This pic of healthy soil was taken on Holt Farm, Yeo Valley’s organic farm in Somerset.
Its 240-herd of black and white British Friesian provides 1% of the organic milk used for Yeo Valley’s organic yoghurt. (The rest of the milk comes from organic milk cooperative, OMSCo which Yeo Valley farm owners, Mary Mead and her late husband Roger, helped form when they started making organic yogurt in the early 1990s).
Holt farm – where Yeo’s Mary and Roger Mead first started farming in 1961 – was fully converted to organic by 2009.
John Wilson has been managing the farm for 22 years. The soil had been damaged by the use of non-organic farming methods: it flooded in winter and cracked in the summer.
The soil had too much magnesium, and not enough calcium. By correcting it with gypsum, it led to more open and crumbly soil. The process took two to three years.
Soil! I am mad for it. Some think it is worthless because it is under our feet. But without it, we cannot eat.
We grow most of our food on this thin strip of soil perched on earth’s crust.
And, one of the biggest differences between organic and non-organic farming is the way the soil is fed.

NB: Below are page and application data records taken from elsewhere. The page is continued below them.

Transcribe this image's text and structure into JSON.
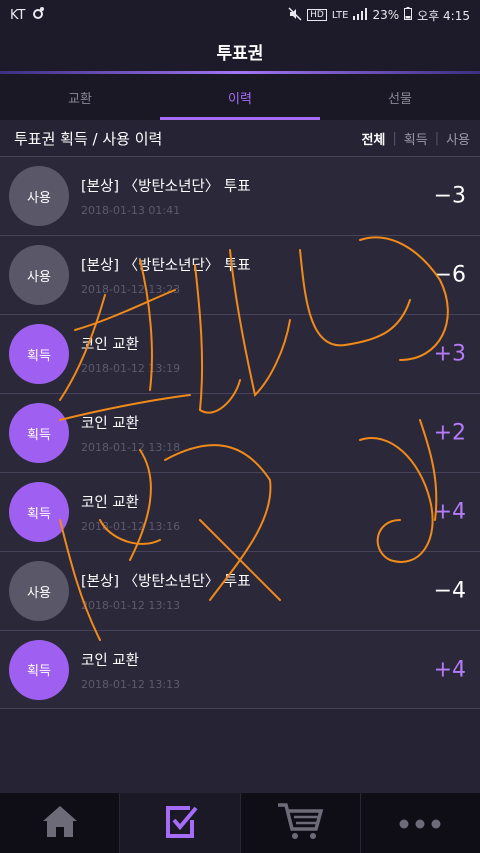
{
  "status": {
    "carrier": "KT",
    "battery": "23%",
    "time": "오후 4:15",
    "network": "LTE",
    "hd": "HD"
  },
  "header": {
    "title": "투표권"
  },
  "tabs": [
    {
      "label": "교환",
      "active": false
    },
    {
      "label": "이력",
      "active": true
    },
    {
      "label": "선물",
      "active": false
    }
  ],
  "section": {
    "title": "투표권 획득 / 사용 이력",
    "filters": [
      {
        "label": "전체",
        "active": true
      },
      {
        "label": "획득",
        "active": false
      },
      {
        "label": "사용",
        "active": false
      }
    ]
  },
  "history": [
    {
      "badge": "사용",
      "kind": "use",
      "title": "[본상] 〈방탄소년단〉 투표",
      "date": "2018-01-13 01:41",
      "amount": "−3"
    },
    {
      "badge": "사용",
      "kind": "use",
      "title": "[본상] 〈방탄소년단〉 투표",
      "date": "2018-01-12 13:23",
      "amount": "−6"
    },
    {
      "badge": "획득",
      "kind": "earn",
      "title": "코인 교환",
      "date": "2018-01-12 13:19",
      "amount": "+3"
    },
    {
      "badge": "획득",
      "kind": "earn",
      "title": "코인 교환",
      "date": "2018-01-12 13:18",
      "amount": "+2"
    },
    {
      "badge": "획득",
      "kind": "earn",
      "title": "코인 교환",
      "date": "2018-01-12 13:16",
      "amount": "+4"
    },
    {
      "badge": "사용",
      "kind": "use",
      "title": "[본상] 〈방탄소년단〉 투표",
      "date": "2018-01-12 13:13",
      "amount": "−4"
    },
    {
      "badge": "획득",
      "kind": "earn",
      "title": "코인 교환",
      "date": "2018-01-12 13:13",
      "amount": "+4"
    }
  ],
  "nav": [
    {
      "icon": "home-icon",
      "active": false
    },
    {
      "icon": "vote-check-icon",
      "active": true
    },
    {
      "icon": "cart-icon",
      "active": false
    },
    {
      "icon": "more-icon",
      "active": false
    }
  ],
  "colors": {
    "accent": "#a56cf7",
    "earn_badge": "#9f60f2",
    "use_badge": "#5a5868",
    "background": "#262335"
  }
}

Non-organic farming uses chemical fertiliser. This is like feeding a child vitamins out of a bottle. It may give the nutrients needed but it does not nourish.
In contrast, organic farming uses a variety of biological ways to replenish and nourish the soil including nitrogen-fixing plants such as clover, rotted-down animal manure, and/or green compost.
This is like real food to soil.
O foolish world! Why do we go to the expense of producing factory-made fertiliser (which is also resource-intensive and produces tonnes of greenhouse gas) when you can replenish the soil far more effectively with natural fertilisers?
Healthy soil has more life in a teaspoon than there are people on the planet.
As the nature poet Helen MacDonald says about our poor grasp of the interconnectedness of everything: “The things that live in soil are too small to care about; climate change too large to imagine …”
Holt Farm now has more moles because there more earthworms in the thriving healthy soil for the moles to eat. You see…everything IS connected.